As if the headaches at Mitsubishi werent bad enough, now comes word from Japan that the automaker has too many outlets in North America and must close some dealerships.
Officials at the home office in Tokyo now realize that Mitsubishi tried to grow too quickly in the United States, using wild incentives and easy credit in the same way that some athletes use steroids to unnaturally accelerate muscle development.
The plan worked for a while. Sales grew quickly. But the collapse will mean more pain to Mitsubishis troubled U.S. dealer group.
How many dealerships are enough or too much?
Doing the math can be scary.

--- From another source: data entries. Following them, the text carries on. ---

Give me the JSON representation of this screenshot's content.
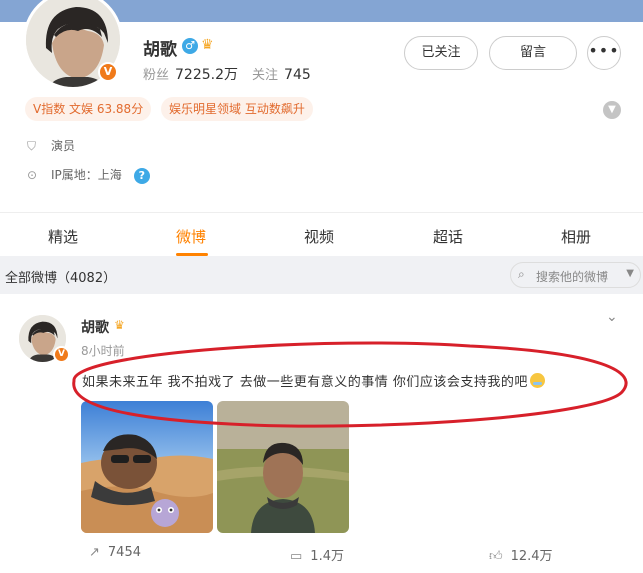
{
  "colors": {
    "accent": "#ff8200",
    "cover": "#84a5d3",
    "annotation": "#d7202a",
    "verified": "#f07a1a"
  },
  "profile": {
    "name": "胡歌",
    "verified_badge": "V",
    "gender_icon": "♂",
    "fans_label": "粉丝",
    "fans_value": "7225.2万",
    "following_label": "关注",
    "following_value": "745",
    "follow_button": "已关注",
    "message_button": "留言",
    "more_button": "•••",
    "tags": [
      "V指数 文娱 63.88分",
      "娱乐明星领域 互动数飙升"
    ],
    "occupation": "演员",
    "ip_location": "IP属地：上海",
    "help_icon": "?"
  },
  "tabs": [
    {
      "label": "精选"
    },
    {
      "label": "微博",
      "active": true
    },
    {
      "label": "视频"
    },
    {
      "label": "超话"
    },
    {
      "label": "相册"
    }
  ],
  "list_header": {
    "title": "全部微博（4082）",
    "search_placeholder": "搜索他的微博"
  },
  "post": {
    "author": "胡歌",
    "time": "8小时前",
    "text": "如果未来五年 我不拍戏了 去做一些更有意义的事情 你们应该会支持我的吧",
    "emoji": "hug-emoji",
    "reposts": "7454",
    "comments": "1.4万",
    "likes": "12.4万"
  }
}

Osamu Masuko, the managing director in charge of overseas operations at Mitsubishi Motors Corp., says the company has enough dealers 637 at the beginning of the year to sell 500,000 vehicles a year. But the way things are going, theyre likely to sell only 185,000 this year. The target was 233,000.
Clearly, whacking half the companys outlets would be too drastic because it would cripple the companys ability for natural growth as the brands image is restored. That deep of a cut might improve company and dealer profits, but it would make Mitsubishi a perpetual also-ran.
Last year, Mitsubishi dealerships each sold an average of just 401 vehicles last year, a drop of more than 160 units from levels set in 2002 and 2001. At the current rate, that would mean a drop of another 100 units this year, to less than 300 sales per unit. Thats hardly enough to keep dealers profitable and happy. So some dealers may want to bail out.
Establishing the ideal number and locations for Mitsubishi dealerships most likely can be done by a formula. Its something CEO Finbarr ONeill and his staffers at Mitsubishi Motors North America probably already have figured out.
It was clear that something like this had to happen.
But how to accomplish the surgery with as little pain as possible is another matter.